Entries from a dataset of interfaces:
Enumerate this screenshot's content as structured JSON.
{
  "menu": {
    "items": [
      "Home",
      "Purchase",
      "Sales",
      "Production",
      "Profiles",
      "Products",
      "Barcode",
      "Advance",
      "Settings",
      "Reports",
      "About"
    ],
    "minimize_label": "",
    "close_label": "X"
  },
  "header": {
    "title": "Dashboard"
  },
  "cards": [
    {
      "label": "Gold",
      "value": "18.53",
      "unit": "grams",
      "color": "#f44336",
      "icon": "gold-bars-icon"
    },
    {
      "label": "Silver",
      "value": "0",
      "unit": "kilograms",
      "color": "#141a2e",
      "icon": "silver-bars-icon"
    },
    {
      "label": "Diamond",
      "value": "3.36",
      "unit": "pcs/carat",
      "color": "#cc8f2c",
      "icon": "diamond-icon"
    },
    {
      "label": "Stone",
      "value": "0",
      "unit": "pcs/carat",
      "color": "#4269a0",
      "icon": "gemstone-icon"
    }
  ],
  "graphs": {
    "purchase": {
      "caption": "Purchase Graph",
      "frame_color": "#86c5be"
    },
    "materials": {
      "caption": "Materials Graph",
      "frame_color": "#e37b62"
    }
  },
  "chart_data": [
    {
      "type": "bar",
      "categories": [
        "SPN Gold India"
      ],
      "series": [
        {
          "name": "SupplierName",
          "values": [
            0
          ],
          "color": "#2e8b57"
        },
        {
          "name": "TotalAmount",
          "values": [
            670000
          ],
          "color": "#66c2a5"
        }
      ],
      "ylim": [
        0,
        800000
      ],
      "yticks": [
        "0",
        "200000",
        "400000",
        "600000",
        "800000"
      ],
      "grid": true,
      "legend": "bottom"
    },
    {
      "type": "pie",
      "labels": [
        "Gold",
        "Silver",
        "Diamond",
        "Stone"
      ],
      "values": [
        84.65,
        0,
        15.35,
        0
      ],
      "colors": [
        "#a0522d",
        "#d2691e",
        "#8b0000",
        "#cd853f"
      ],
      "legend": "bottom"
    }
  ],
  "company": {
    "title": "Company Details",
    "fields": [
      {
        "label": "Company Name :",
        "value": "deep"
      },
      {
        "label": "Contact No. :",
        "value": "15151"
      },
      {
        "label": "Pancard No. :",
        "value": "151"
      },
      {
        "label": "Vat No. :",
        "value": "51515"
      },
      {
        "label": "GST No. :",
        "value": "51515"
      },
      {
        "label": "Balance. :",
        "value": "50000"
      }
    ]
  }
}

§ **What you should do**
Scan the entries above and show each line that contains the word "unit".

§ **Answer section**
      "unit": "grams",
      "unit": "kilograms",
      "unit": "pcs/carat",
      "unit": "pcs/carat",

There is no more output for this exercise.